In the last seventy-two hours I’ve taken four hours of hot yoga when I normally take maybe one class a week. I’m sore. Really sore. On the plus side, the tendinitis in my left arm is gone, and my right hand is significantly better. I can’t say the same for my hamstrings. Mr C managed to knee me in the back of the leg last night. I know this only because rather than saying “ouch” I howled with pain. The yoga instructors assure me the “tenderness” will subside, and I’ll start feeling “better and better”. I’ll take their word for it, and perhaps add a few minutes with a heating pad to my reading tonight.
I biked to the coffee shop this morning with the pale white super moon setting in the west. One of our vacations this summer was to a “star party”, which is basically a gathering of telescope/astronomy-loving mostly dudes taking advantage of summer weather and dark skies to set up together and do some epic star-gazing. We had a blast. Seeing the moon this morning reminded me to get out the binoculars and take a closer look tonight. I hope you have a few minutes to do the same!

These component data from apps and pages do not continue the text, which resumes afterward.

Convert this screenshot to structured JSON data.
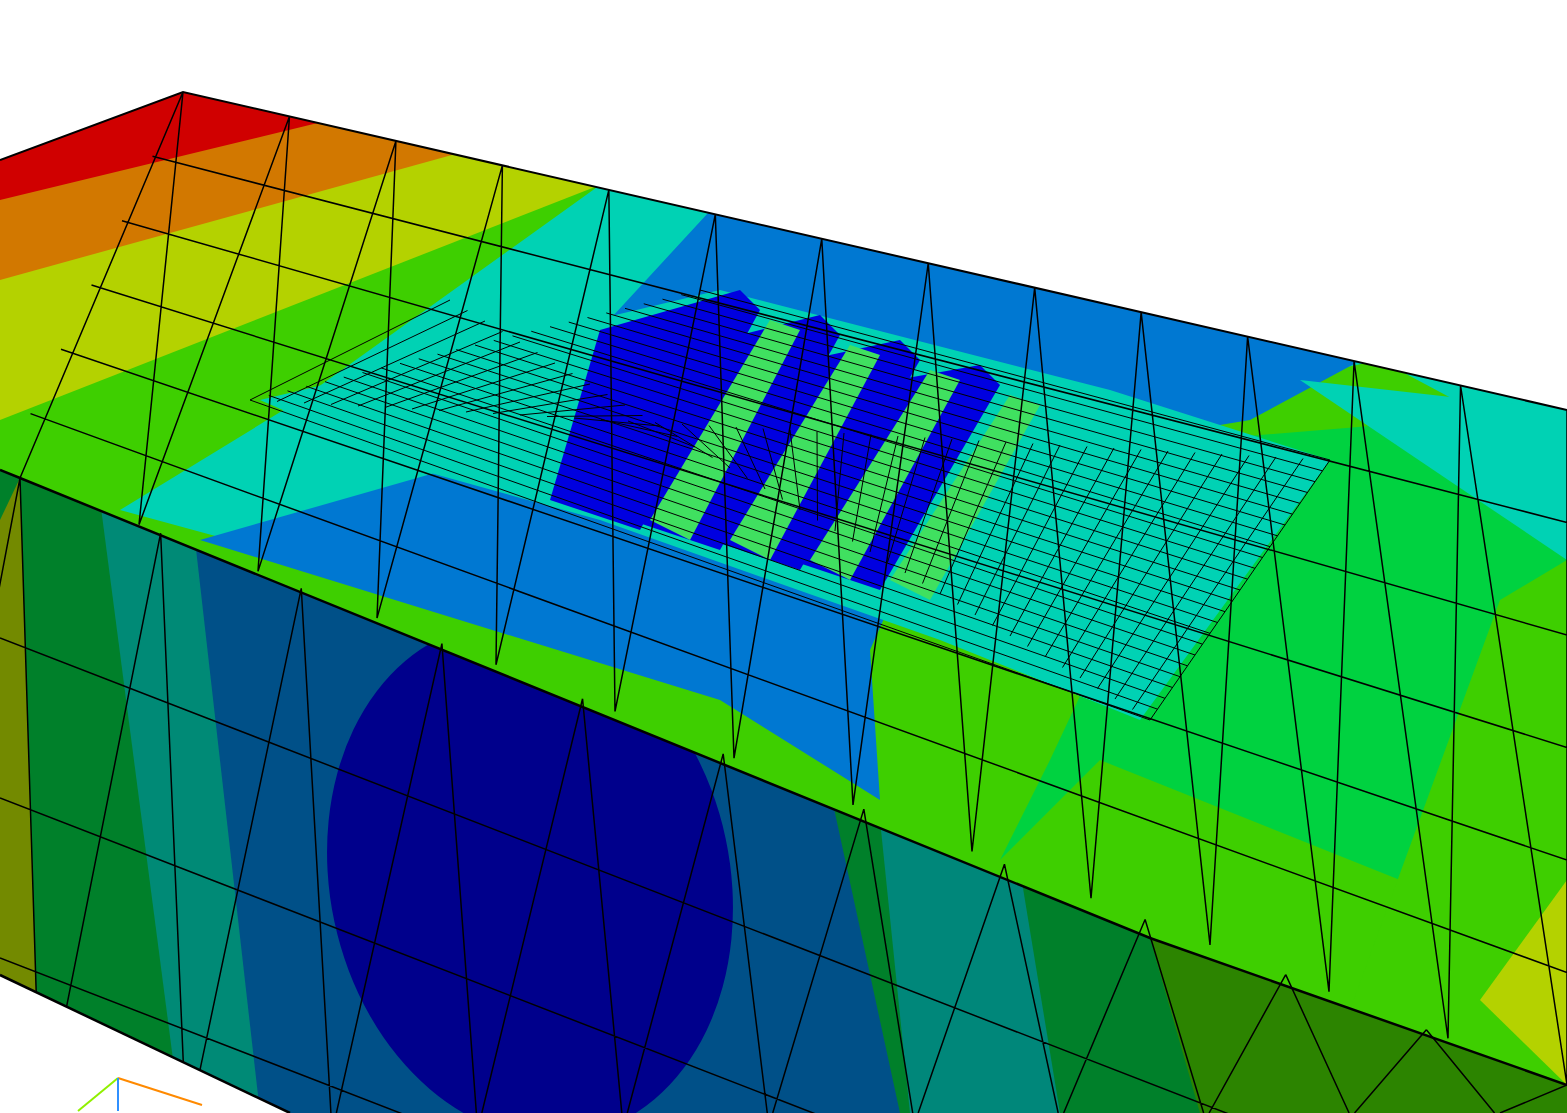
{
  "viewport": {
    "kind": "contour-mesh",
    "axis_triad": true
  }
}
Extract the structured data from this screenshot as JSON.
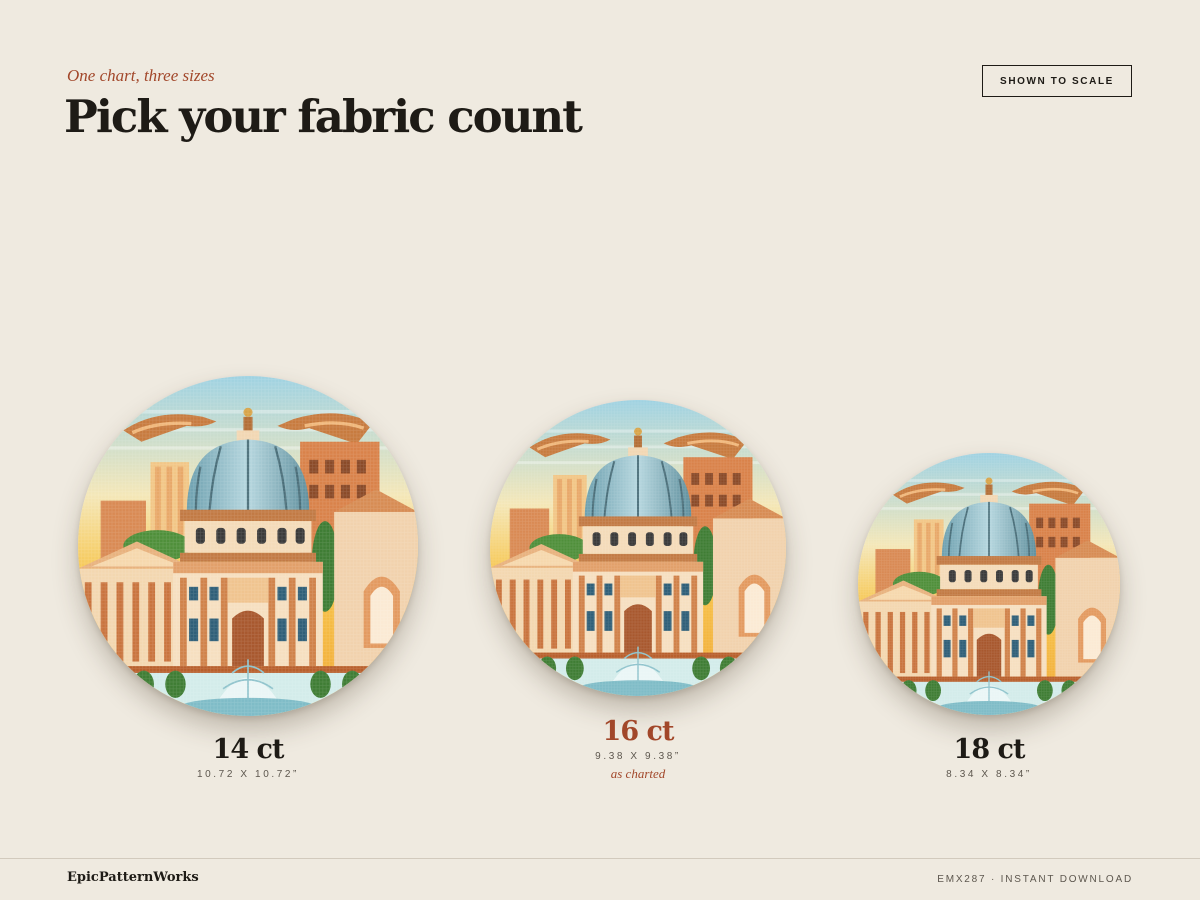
{
  "header": {
    "kicker": "One chart, three sizes",
    "title": "Pick your fabric count",
    "badge": "SHOWN TO SCALE"
  },
  "sizes": [
    {
      "count": "14 ct",
      "dimensions": "10.72 X 10.72”",
      "note": ""
    },
    {
      "count": "16 ct",
      "dimensions": "9.38 X 9.38”",
      "note": "as charted"
    },
    {
      "count": "18 ct",
      "dimensions": "8.34 X 8.34”",
      "note": ""
    }
  ],
  "footer": {
    "brand": "EpicPatternWorks",
    "sku": "EMX287 · INSTANT DOWNLOAD"
  },
  "colors": {
    "accent": "#a2472a",
    "ink": "#1e1b16",
    "background": "#efeae0"
  }
}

Yoga: check. Biking: check.
The days are getting shorter. I biked to class this morning on silent streets in cloudy pre-dawn lit most vividly by a rabbit’s white tail flashing down into the trees and brush crowded at the bottom of the ravine. I mentally added a headlight and maybe a reflective jacket to my growing list of necessary accessories.
I can’t remember the last time I took hot yoga class two days in a row. I’m sore, and my left knee already feels a bit strained; unless I ‘m completely inactive, that knee always finds a way to remind me that I’m not twenty. Bikram says you can mess with the gods, but not with your knees. In class I ignored the teacher’s exhortations to push PUSH PUSH! beyond my edge. Today I looked through the sweat running into my eyes at the edge from a careful distance back.
I’ve started watching the weather like a farmer, or a sailor, but after hot yoga, a steady rain can’t soak me any more thoroughly. The fenders keep the muddy street water from spattering my back, and the rain rinsed me clean. I squelched through the door to fresh scratch waffles, and the rather delightful knowledge I don’t have to go anywhere else today under my own power. Naomi Novik’s Blood of Tyrants will provide enough energy and excitement for a rainy Sunday afternoon.